START Supplied information

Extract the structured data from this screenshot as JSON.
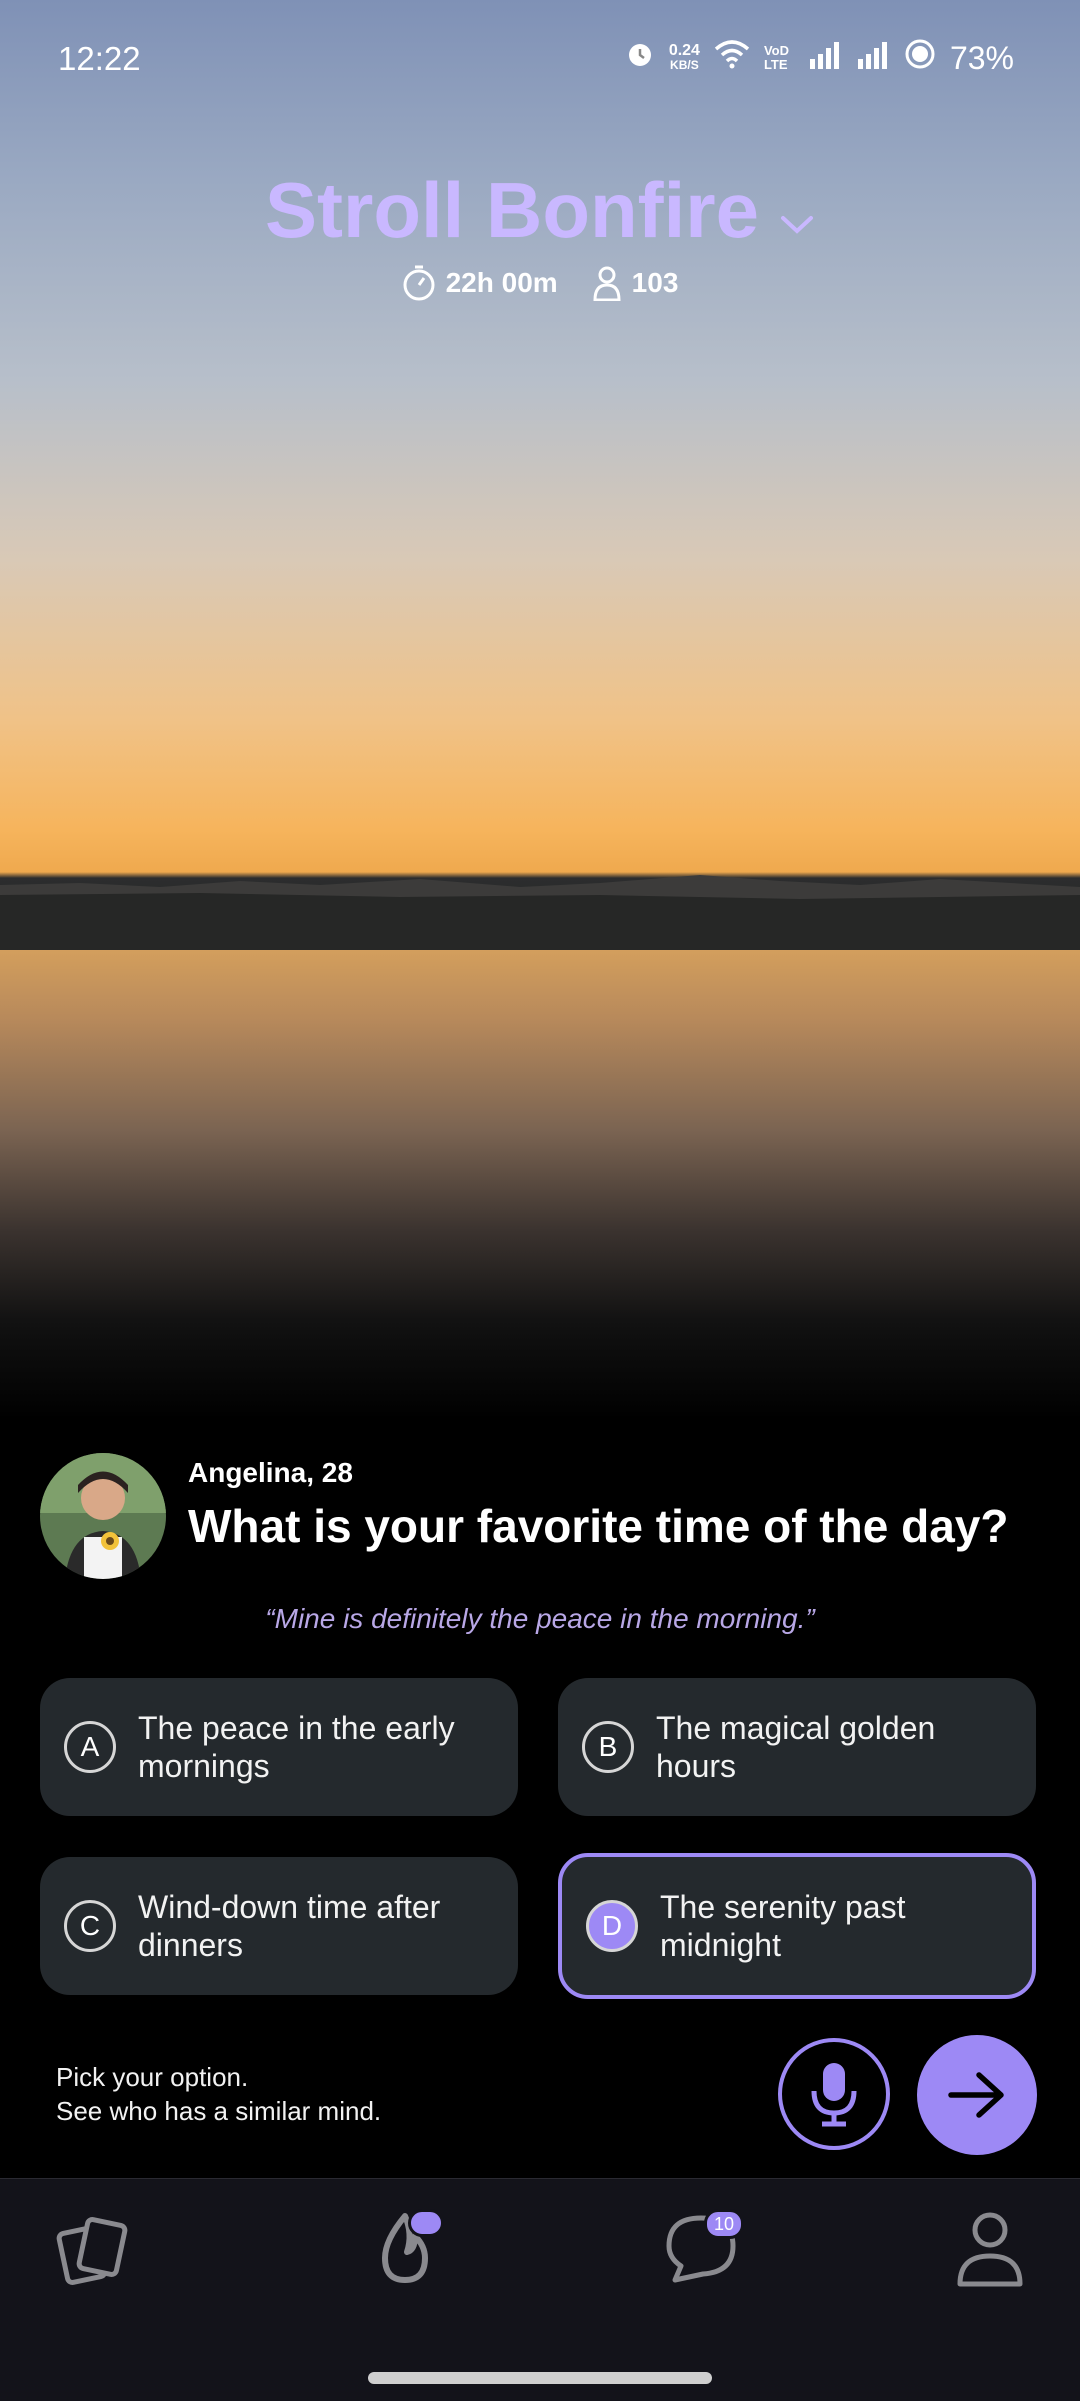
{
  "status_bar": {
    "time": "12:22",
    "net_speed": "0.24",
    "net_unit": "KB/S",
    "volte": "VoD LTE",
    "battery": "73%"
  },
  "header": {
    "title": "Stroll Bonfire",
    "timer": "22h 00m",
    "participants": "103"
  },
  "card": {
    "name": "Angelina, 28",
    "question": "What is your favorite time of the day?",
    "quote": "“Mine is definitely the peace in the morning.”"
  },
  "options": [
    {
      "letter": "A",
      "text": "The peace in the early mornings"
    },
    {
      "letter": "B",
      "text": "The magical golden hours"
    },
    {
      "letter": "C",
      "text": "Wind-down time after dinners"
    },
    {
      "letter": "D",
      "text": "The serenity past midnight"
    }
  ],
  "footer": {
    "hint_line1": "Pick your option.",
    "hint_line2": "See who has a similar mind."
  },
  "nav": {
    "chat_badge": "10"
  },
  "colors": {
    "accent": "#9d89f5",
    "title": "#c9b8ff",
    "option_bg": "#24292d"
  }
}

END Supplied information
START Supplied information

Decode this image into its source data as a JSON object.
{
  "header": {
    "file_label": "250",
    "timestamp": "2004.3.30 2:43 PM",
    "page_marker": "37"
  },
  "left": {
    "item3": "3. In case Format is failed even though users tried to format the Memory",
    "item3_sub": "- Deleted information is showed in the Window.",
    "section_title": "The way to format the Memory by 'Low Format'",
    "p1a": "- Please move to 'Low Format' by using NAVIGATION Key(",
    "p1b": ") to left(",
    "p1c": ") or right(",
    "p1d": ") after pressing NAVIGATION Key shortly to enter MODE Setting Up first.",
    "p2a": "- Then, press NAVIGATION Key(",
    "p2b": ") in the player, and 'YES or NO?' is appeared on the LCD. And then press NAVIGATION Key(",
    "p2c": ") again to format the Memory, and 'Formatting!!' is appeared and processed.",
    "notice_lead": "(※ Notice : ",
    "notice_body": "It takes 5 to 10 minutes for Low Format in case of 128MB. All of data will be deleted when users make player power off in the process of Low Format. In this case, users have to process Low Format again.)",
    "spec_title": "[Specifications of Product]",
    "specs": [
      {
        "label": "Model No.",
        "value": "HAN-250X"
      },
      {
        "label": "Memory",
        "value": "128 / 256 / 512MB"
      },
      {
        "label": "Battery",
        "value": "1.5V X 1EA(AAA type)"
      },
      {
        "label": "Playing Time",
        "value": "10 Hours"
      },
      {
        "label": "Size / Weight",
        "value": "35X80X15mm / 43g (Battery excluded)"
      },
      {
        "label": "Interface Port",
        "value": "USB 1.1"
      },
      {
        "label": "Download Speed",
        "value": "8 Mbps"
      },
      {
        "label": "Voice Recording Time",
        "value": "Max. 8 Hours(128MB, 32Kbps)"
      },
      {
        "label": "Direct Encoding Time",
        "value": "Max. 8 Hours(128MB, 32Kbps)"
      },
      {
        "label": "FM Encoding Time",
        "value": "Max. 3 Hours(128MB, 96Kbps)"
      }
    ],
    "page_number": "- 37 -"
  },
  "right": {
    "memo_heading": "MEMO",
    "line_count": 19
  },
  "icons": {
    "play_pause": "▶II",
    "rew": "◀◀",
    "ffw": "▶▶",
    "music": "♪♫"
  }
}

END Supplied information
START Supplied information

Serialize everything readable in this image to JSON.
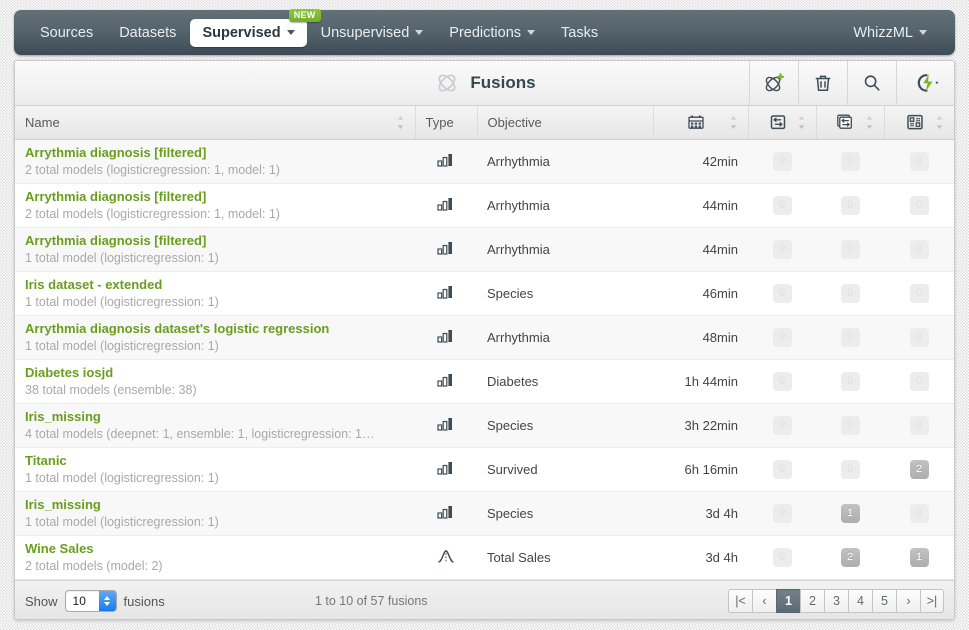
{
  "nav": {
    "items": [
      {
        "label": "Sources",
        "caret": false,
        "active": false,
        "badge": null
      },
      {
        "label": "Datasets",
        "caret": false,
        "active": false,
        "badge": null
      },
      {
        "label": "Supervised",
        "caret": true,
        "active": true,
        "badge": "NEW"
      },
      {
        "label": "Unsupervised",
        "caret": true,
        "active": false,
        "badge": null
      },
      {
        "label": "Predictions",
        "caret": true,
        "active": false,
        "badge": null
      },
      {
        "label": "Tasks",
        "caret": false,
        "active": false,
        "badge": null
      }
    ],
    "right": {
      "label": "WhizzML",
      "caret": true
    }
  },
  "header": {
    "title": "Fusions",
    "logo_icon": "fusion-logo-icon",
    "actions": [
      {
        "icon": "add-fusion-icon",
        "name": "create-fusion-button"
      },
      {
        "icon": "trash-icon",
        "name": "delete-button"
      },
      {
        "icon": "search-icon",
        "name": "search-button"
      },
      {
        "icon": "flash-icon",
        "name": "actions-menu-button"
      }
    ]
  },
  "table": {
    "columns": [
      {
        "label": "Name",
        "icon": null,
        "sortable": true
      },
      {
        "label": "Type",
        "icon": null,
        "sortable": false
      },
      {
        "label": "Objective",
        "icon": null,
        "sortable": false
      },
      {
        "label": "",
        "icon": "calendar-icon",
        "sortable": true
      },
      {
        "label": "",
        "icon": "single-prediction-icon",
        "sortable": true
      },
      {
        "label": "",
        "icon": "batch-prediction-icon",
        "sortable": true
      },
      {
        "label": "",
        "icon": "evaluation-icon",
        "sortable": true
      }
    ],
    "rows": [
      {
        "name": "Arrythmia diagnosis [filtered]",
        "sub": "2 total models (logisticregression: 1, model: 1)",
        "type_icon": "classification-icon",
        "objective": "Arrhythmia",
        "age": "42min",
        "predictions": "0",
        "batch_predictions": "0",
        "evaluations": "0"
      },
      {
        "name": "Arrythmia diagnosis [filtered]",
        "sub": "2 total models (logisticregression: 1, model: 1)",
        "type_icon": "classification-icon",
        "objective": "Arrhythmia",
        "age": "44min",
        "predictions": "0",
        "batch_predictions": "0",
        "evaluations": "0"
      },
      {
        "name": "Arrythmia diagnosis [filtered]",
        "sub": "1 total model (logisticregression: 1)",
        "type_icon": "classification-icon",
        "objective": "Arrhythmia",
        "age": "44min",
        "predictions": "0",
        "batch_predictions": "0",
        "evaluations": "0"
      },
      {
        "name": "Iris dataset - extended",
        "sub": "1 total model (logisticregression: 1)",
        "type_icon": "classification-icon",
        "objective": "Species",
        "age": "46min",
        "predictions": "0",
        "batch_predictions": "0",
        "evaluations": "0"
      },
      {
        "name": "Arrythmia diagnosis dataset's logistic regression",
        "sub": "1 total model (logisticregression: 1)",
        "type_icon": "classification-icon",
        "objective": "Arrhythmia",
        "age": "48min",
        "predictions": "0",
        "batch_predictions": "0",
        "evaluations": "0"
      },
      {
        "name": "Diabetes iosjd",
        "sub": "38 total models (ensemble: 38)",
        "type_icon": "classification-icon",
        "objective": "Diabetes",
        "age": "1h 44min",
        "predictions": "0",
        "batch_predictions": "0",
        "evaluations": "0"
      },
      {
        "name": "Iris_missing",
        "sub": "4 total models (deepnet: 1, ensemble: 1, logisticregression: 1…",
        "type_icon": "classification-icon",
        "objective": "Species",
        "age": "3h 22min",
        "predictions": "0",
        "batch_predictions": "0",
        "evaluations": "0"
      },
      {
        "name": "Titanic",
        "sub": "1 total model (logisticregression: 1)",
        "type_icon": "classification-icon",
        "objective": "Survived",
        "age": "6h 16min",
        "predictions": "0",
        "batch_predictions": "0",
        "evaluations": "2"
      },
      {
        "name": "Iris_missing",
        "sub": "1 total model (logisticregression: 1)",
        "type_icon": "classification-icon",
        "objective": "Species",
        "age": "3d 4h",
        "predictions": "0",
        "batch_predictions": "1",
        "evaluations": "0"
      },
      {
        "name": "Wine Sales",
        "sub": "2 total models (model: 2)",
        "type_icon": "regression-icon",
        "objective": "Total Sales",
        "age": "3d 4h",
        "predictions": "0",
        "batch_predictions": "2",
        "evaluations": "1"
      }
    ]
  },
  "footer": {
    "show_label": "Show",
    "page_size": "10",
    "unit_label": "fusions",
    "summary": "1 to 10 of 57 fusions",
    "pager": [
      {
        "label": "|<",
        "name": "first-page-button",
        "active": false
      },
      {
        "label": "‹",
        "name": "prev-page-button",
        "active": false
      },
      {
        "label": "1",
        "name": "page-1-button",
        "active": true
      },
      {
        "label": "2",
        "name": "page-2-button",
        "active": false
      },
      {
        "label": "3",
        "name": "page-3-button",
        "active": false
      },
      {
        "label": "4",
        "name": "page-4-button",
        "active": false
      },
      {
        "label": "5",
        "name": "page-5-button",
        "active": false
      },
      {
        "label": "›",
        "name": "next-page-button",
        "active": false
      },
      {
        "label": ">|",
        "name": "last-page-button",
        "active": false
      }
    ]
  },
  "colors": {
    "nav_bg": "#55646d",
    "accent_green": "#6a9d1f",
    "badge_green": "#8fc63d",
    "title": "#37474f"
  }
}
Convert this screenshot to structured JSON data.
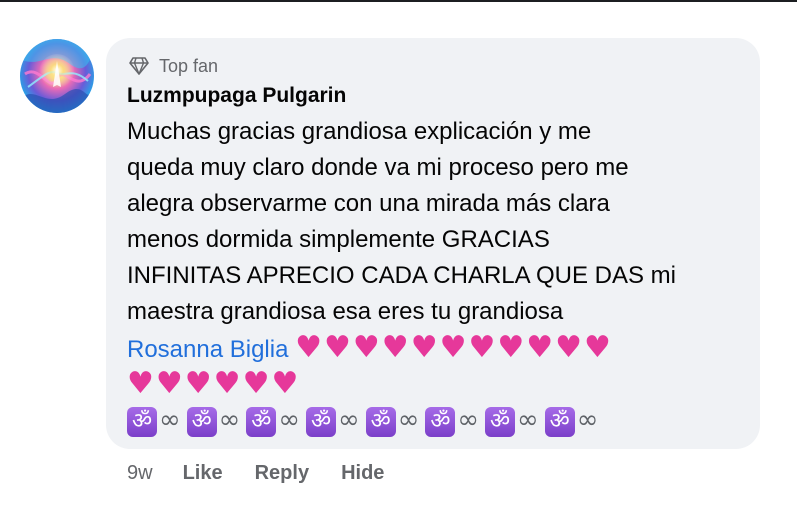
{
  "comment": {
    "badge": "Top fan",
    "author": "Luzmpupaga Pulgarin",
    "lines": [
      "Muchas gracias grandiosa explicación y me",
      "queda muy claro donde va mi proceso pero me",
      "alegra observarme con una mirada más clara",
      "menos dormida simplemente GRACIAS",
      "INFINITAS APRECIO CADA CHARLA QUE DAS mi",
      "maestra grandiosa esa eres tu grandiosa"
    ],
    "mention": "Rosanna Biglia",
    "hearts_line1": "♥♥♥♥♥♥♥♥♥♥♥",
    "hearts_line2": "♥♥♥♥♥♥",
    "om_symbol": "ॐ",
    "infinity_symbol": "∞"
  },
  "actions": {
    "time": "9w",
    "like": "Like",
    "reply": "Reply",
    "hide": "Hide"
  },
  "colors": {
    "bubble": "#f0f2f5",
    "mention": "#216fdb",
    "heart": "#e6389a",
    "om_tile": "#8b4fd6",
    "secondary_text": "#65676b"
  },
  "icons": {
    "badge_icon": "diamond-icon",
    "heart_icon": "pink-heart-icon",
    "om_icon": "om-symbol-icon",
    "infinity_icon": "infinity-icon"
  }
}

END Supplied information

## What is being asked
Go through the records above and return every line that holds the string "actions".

## Task output
    "actions": [
        "name": "actions-menu-button"
  "actions": {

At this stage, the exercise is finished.